8 ) Jon Scheyer – (Duke – 6’5, 190) – Shooting Guard – (18.2 ppg, 4.9 apg, 3.6 rpg) – Scheyer, primarily an outside threat his first 3 years at Duke, made an almost seamless move to running the point for this years champs. While he does not have the quickness to play the point at the NBA level, he is a good option as an emergency ballhandler, and a late game option because of his stellar free throw shooting. He plays in control, sees the floor well, and can take the ball to the rim effectively. He has a smooth perimeter stroke, though he is not great at creating his own shot, relying on screens to get open. Defensively, he is a good on-ball defender and effective off the ball. He lacks ideal foot speed, so he may have trouble with quicker guards, but he may have a role as 4th guard in a rotation.
9) Matt Bouldin – (Gonzaga – 6’5, 224) – Shooting Guard – (15.6 ppg, 4 apg, 4.7 rpg) – Similar to Scheyer, and also Andy Rautins at Syracuse, Bouldin is a natural shooting guard who found himself playing extensive time as a point guard because of his poise and court vision. He does a good job attacking the rim, and can create his own shot. He has good range on his jumper and does a good job drawing the defense and finding open teammates. Defensively, Bouldin does a good job keeping himself between the player and the rim, though he needs to improve his footwork and reaction time. While he most likely will never be more than a 15-20 minute player at the NBA level, he can be a valuable contributor off a team’s bench.
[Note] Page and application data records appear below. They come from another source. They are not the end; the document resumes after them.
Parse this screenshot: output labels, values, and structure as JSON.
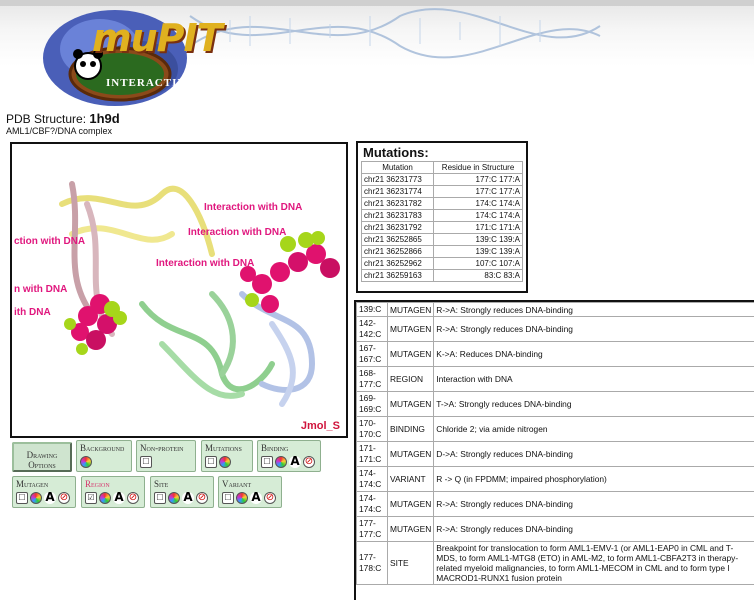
{
  "header": {
    "logo_text": "muPIT",
    "logo_subtext": "INTERACTIVE"
  },
  "structure": {
    "label": "PDB Structure:",
    "id": "1h9d",
    "description": "AML1/CBF?/DNA complex"
  },
  "viewer": {
    "labels": [
      "Interaction with DNA",
      "Interaction with DNA",
      "Interaction with DNA",
      "ction with DNA",
      "n with DNA",
      "ith DNA"
    ],
    "watermark": "Jmol_S"
  },
  "controls": {
    "drawing_options": "Drawing Options",
    "background": "Background",
    "non_protein": "Non-protein",
    "mutations": "Mutations",
    "binding": "Binding",
    "mutagen": "Mutagen",
    "region": "Region",
    "site": "Site",
    "variant": "Variant"
  },
  "mutations": {
    "title": "Mutations:",
    "headers": [
      "Mutation",
      "Residue in Structure"
    ],
    "rows": [
      [
        "chr21 36231773",
        "177:C 177:A"
      ],
      [
        "chr21 36231774",
        "177:C 177:A"
      ],
      [
        "chr21 36231782",
        "174:C 174:A"
      ],
      [
        "chr21 36231783",
        "174:C 174:A"
      ],
      [
        "chr21 36231792",
        "171:C 171:A"
      ],
      [
        "chr21 36252865",
        "139:C 139:A"
      ],
      [
        "chr21 36252866",
        "139:C 139:A"
      ],
      [
        "chr21 36252962",
        "107:C 107:A"
      ],
      [
        "chr21 36259163",
        "83:C 83:A"
      ]
    ]
  },
  "features": [
    [
      "139:C",
      "MUTAGEN",
      "R->A: Strongly reduces DNA-binding"
    ],
    [
      "142-\n142:C",
      "MUTAGEN",
      "R->A: Strongly reduces DNA-binding"
    ],
    [
      "167-\n167:C",
      "MUTAGEN",
      "K->A: Reduces DNA-binding"
    ],
    [
      "168-\n177:C",
      "REGION",
      "Interaction with DNA"
    ],
    [
      "169-\n169:C",
      "MUTAGEN",
      "T->A: Strongly reduces DNA-binding"
    ],
    [
      "170-\n170:C",
      "BINDING",
      "Chloride 2; via amide nitrogen"
    ],
    [
      "171-\n171:C",
      "MUTAGEN",
      "D->A: Strongly reduces DNA-binding"
    ],
    [
      "174-\n174:C",
      "VARIANT",
      "R -> Q (in FPDMM; impaired phosphorylation)"
    ],
    [
      "174-\n174:C",
      "MUTAGEN",
      "R->A: Strongly reduces DNA-binding"
    ],
    [
      "177-\n177:C",
      "MUTAGEN",
      "R->A: Strongly reduces DNA-binding"
    ],
    [
      "177-\n178:C",
      "SITE",
      "Breakpoint for translocation to form AML1-EMV-1 (or AML1-EAP0 in CML and T- MDS, to form AML1-MTG8 (ETO) in AML-M2, to form AML1-CBFA2T3 in therapy-related myeloid malignancies, to form AML1-MECOM in CML and to form type I MACROD1-RUNX1 fusion protein"
    ]
  ]
}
10) Dexter Pittman – (Texas, 6’10, 290) – Center/Power Forward – (10.4 ppg, 5.9 rpg) – While there are more skilled players who could make this list, I chose Pittman because of the potential he could offer a team in needs of a (very) large presence in the middle. Pittman moves well for his size, with nimble feet and soft hands, and he does a good job setting himself up on the blocks. He needs to become more aggressive throwing his weight around, especially on the boards. Defensively, he can be tough for offensive players to get around, though he doesn’t react very quickly and can be beat with simple post moves. The major hurdle for him will be conditioning as he never averaged more than 19 minutes a game in college. This is due to his slow reactions causing him to foul unnecessarily, along with being winded. If the right team can get him in shape, he could be a force off the bench.
I will look at the next 10 seniors later during the week – including Andy Rautins, Da’Sean Butler, Scottie Reynolds and more.
As always, for more in-depth coverage of these players, check out the Mock Draft at DraftSite.com.